In my previous post, I shared about my special relationship with St. Thérèse of Lisieux, plus some tidbits of our history together. But even as I wrote that post, while it is true that she will always have a special place in my heart, I knew that for the past few years, it hasn’t, I haven’t, been the same with her. Yes, it was an easy decision to name my eldest daughter after her, and I smiled inside when I found out that the new neighborhood we moved to 2 years ago belonged to the Parish (now Shrine) of St. Thérèse of the Child Jesus. But gone are the days of long conversations, of sweet little nothings (in today’s technology, I would have likened these to tweets or text messages to Heaven), of constant connecting. I didn’t just pray to her–I spoke to her as I would any person I shared a spiritual friendship with.

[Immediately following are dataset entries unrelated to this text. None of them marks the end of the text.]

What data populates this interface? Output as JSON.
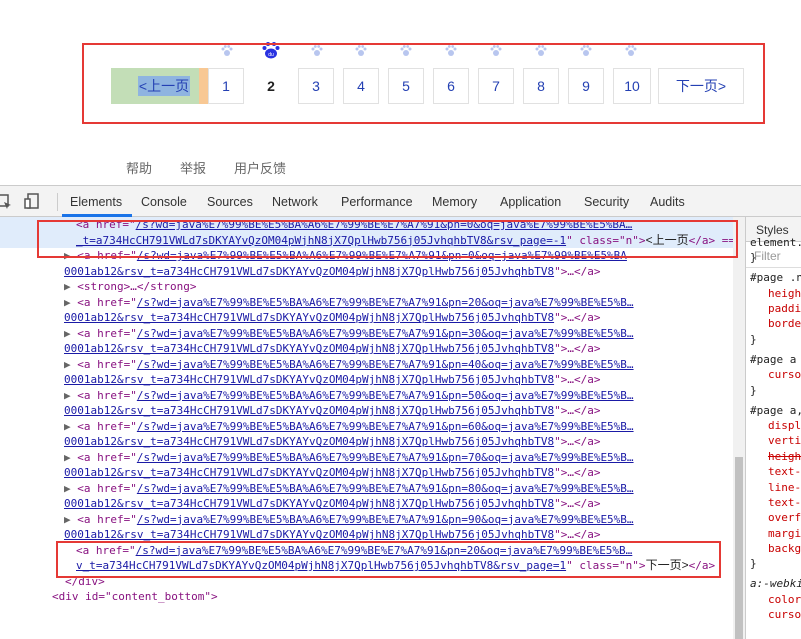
{
  "page": {
    "pager": {
      "prev_label": "<上一页",
      "next_label": "下一页>",
      "current": "2",
      "pages": [
        "1",
        "2",
        "3",
        "4",
        "5",
        "6",
        "7",
        "8",
        "9",
        "10"
      ]
    },
    "footer_links": [
      "帮助",
      "举报",
      "用户反馈"
    ]
  },
  "devtools": {
    "tabs": [
      "Elements",
      "Console",
      "Sources",
      "Network",
      "Performance",
      "Memory",
      "Application",
      "Security",
      "Audits"
    ],
    "active_tab": "Elements",
    "styles_tab": "Styles",
    "filter_placeholder": "Filter",
    "dom_lines": [
      {
        "indent": "   ",
        "arrow": "",
        "pre": "<a href=\"",
        "link": "/s?wd=java%E7%99%BE%E5%BA%A6%E7%99%BE%E7%A7%91&pn=0&oq=java%E7%99%BE%E5%BA…",
        "post": ""
      },
      {
        "indent": "   ",
        "arrow": "",
        "pre": "",
        "link": "_t=a734HcCH791VWLd7sDKYAYvQzOM04pWjhN8jX7QplHwb756j05JvhqhbTV8&rsv_page=-1",
        "post": "\" class=\"n\">",
        "text": "<上一页",
        "close": "</a> =="
      },
      {
        "indent": "  ",
        "arrow": "▶",
        "pre": "<a href=\"",
        "link": "/s?wd=java%E7%99%BE%E5%BA%A6%E7%99%BE%E7%A7%91&pn=0&oq=java%E7%99%BE%E5%BA",
        "post": ""
      },
      {
        "indent": "  ",
        "arrow": "",
        "pre": "",
        "link": "0001ab12&rsv_t=a734HcCH791VWLd7sDKYAYvQzOM04pWjhN8jX7QplHwb756j05JvhqhbTV8",
        "post": "\">…</a>"
      },
      {
        "indent": "  ",
        "arrow": "▶",
        "pre": "<strong>…</strong>",
        "link": "",
        "post": ""
      },
      {
        "indent": "  ",
        "arrow": "▶",
        "pre": "<a href=\"",
        "link": "/s?wd=java%E7%99%BE%E5%BA%A6%E7%99%BE%E7%A7%91&pn=20&oq=java%E7%99%BE%E5%B…",
        "post": ""
      },
      {
        "indent": "  ",
        "arrow": "",
        "pre": "",
        "link": "0001ab12&rsv_t=a734HcCH791VWLd7sDKYAYvQzOM04pWjhN8jX7QplHwb756j05JvhqhbTV8",
        "post": "\">…</a>"
      },
      {
        "indent": "  ",
        "arrow": "▶",
        "pre": "<a href=\"",
        "link": "/s?wd=java%E7%99%BE%E5%BA%A6%E7%99%BE%E7%A7%91&pn=30&oq=java%E7%99%BE%E5%B…",
        "post": ""
      },
      {
        "indent": "  ",
        "arrow": "",
        "pre": "",
        "link": "0001ab12&rsv_t=a734HcCH791VWLd7sDKYAYvQzOM04pWjhN8jX7QplHwb756j05JvhqhbTV8",
        "post": "\">…</a>"
      },
      {
        "indent": "  ",
        "arrow": "▶",
        "pre": "<a href=\"",
        "link": "/s?wd=java%E7%99%BE%E5%BA%A6%E7%99%BE%E7%A7%91&pn=40&oq=java%E7%99%BE%E5%B…",
        "post": ""
      },
      {
        "indent": "  ",
        "arrow": "",
        "pre": "",
        "link": "0001ab12&rsv_t=a734HcCH791VWLd7sDKYAYvQzOM04pWjhN8jX7QplHwb756j05JvhqhbTV8",
        "post": "\">…</a>"
      },
      {
        "indent": "  ",
        "arrow": "▶",
        "pre": "<a href=\"",
        "link": "/s?wd=java%E7%99%BE%E5%BA%A6%E7%99%BE%E7%A7%91&pn=50&oq=java%E7%99%BE%E5%B…",
        "post": ""
      },
      {
        "indent": "  ",
        "arrow": "",
        "pre": "",
        "link": "0001ab12&rsv_t=a734HcCH791VWLd7sDKYAYvQzOM04pWjhN8jX7QplHwb756j05JvhqhbTV8",
        "post": "\">…</a>"
      },
      {
        "indent": "  ",
        "arrow": "▶",
        "pre": "<a href=\"",
        "link": "/s?wd=java%E7%99%BE%E5%BA%A6%E7%99%BE%E7%A7%91&pn=60&oq=java%E7%99%BE%E5%B…",
        "post": ""
      },
      {
        "indent": "  ",
        "arrow": "",
        "pre": "",
        "link": "0001ab12&rsv_t=a734HcCH791VWLd7sDKYAYvQzOM04pWjhN8jX7QplHwb756j05JvhqhbTV8",
        "post": "\">…</a>"
      },
      {
        "indent": "  ",
        "arrow": "▶",
        "pre": "<a href=\"",
        "link": "/s?wd=java%E7%99%BE%E5%BA%A6%E7%99%BE%E7%A7%91&pn=70&oq=java%E7%99%BE%E5%B…",
        "post": ""
      },
      {
        "indent": "  ",
        "arrow": "",
        "pre": "",
        "link": "0001ab12&rsv_t=a734HcCH791VWLd7sDKYAYvQzOM04pWjhN8jX7QplHwb756j05JvhqhbTV8",
        "post": "\">…</a>"
      },
      {
        "indent": "  ",
        "arrow": "▶",
        "pre": "<a href=\"",
        "link": "/s?wd=java%E7%99%BE%E5%BA%A6%E7%99%BE%E7%A7%91&pn=80&oq=java%E7%99%BE%E5%B…",
        "post": ""
      },
      {
        "indent": "  ",
        "arrow": "",
        "pre": "",
        "link": "0001ab12&rsv_t=a734HcCH791VWLd7sDKYAYvQzOM04pWjhN8jX7QplHwb756j05JvhqhbTV8",
        "post": "\">…</a>"
      },
      {
        "indent": "  ",
        "arrow": "▶",
        "pre": "<a href=\"",
        "link": "/s?wd=java%E7%99%BE%E5%BA%A6%E7%99%BE%E7%A7%91&pn=90&oq=java%E7%99%BE%E5%B…",
        "post": ""
      },
      {
        "indent": "  ",
        "arrow": "",
        "pre": "",
        "link": "0001ab12&rsv_t=a734HcCH791VWLd7sDKYAYvQzOM04pWjhN8jX7QplHwb756j05JvhqhbTV8",
        "post": "\">…</a>"
      },
      {
        "indent": "   ",
        "arrow": "",
        "pre": "<a href=\"",
        "link": "/s?wd=java%E7%99%BE%E5%BA%A6%E7%99%BE%E7%A7%91&pn=20&oq=java%E7%99%BE%E5%B…",
        "post": ""
      },
      {
        "indent": "   ",
        "arrow": "",
        "pre": "",
        "link": "v_t=a734HcCH791VWLd7sDKYAYvQzOM04pWjhN8jX7QplHwb756j05JvhqhbTV8&rsv_page=1",
        "post": "\" class=\"n\">",
        "text": "下一页>",
        "close": "</a>"
      },
      {
        "indent": "  ",
        "arrow": "",
        "pre": "</div>",
        "link": "",
        "post": ""
      },
      {
        "indent": " ",
        "arrow": "",
        "pre": "<div id=\"content_bottom\">",
        "link": "",
        "post": ""
      }
    ],
    "styles_lines": [
      {
        "kind": "sel",
        "text": "element.st"
      },
      {
        "kind": "sel",
        "text": "}"
      },
      {
        "kind": "sel",
        "text": "#page .n"
      },
      {
        "kind": "prop",
        "text": "height"
      },
      {
        "kind": "prop",
        "text": "padding"
      },
      {
        "kind": "prop",
        "text": "border"
      },
      {
        "kind": "sel",
        "text": "}"
      },
      {
        "kind": "sel",
        "text": "#page a"
      },
      {
        "kind": "prop",
        "text": "cursor"
      },
      {
        "kind": "sel",
        "text": "}"
      },
      {
        "kind": "sel",
        "text": "#page a,"
      },
      {
        "kind": "prop",
        "text": "display"
      },
      {
        "kind": "prop",
        "text": "vertical"
      },
      {
        "kind": "strike",
        "text": "height"
      },
      {
        "kind": "prop",
        "text": "text-"
      },
      {
        "kind": "prop",
        "text": "line-"
      },
      {
        "kind": "prop",
        "text": "text-"
      },
      {
        "kind": "prop",
        "text": "overflow"
      },
      {
        "kind": "prop",
        "text": "margin"
      },
      {
        "kind": "prop",
        "text": "background"
      },
      {
        "kind": "sel",
        "text": "}"
      },
      {
        "kind": "sel",
        "text": "a:-webkit"
      },
      {
        "kind": "prop",
        "text": "color"
      },
      {
        "kind": "prop",
        "text": "cursor"
      }
    ]
  }
}
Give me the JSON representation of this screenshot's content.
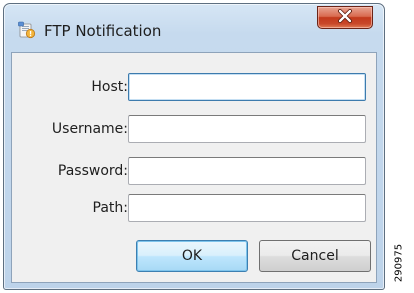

I once heard someone say that you’ll know a true friend when, even after spending years apart, you’re able to pick up right where you left off . Writing about Thérèse and how intimately we knew each other before planted a desire in me to rekindle our friendship.
Apparently, Thérèse was way ahead of me.
The same day I published the post, I went to hear mass at the aforementioned Shrine of St. Thérèse. I had grown used to attending weekday masses at this beautiful church the past few months, and yet had failed to recognize the significance of an important feature of the Shrine–to the left of the altar (facing it) is a reliquary in which a primary relic of Thérèse is enshrined.
How many masses had I attended, aware that the relic was there, but never truly realizing what this was supposed to mean to me? I’d see other church-goers fall in line to pray before her relic after the mass, but for whatever reason, I never did. My dearest friend had deliberately moved to where she could be so close to me, and yet I had never bothered to take advantage of this new proximity to catch up, to get to know her all over again.
I decided that for the first time, I would finally make my way to say a prayer in front of the reliquary. But as the mass ended, I was surprised when they started praying a Novena to St. Thérèse, and after everything, there was no way I could miss staying for this. What a beautiful novena it was! Twenty-four Glory Be’s for every year of her blessed life, and a Litany that reminded me again of why I look up to her, why I love her:
St. Thérèse, victim of the merciful love of God,
lover of the will of God,
consumed with divine love of God,
doing good upon earth,
lover of holy chastity,
lover of voluntary poverty,
teaching us the sure way,
…pray for us.
An even more pleasant surprise was when, while singing the Hymn of St. Thérèse, the ushers began distributing long-stemmed white roses that were blessed right before the novena. As I reached out to receive the rose being offered to me, I felt an overwhelming feeling of love in my heart. It was my old friend, who had been here all along, waiting for my heart to remember her. That white rose felt like her arms embracing me, not at all judging me for forgetting, but genuinely thanking me for having written that blog post about her, about us.
As long as you believe,
Roses shall rain from the skies.
(You Fill My Heart/Hymn of St. Thérèse)
Thérèse, thank you, again, for always remembering. Pray that I may always believe.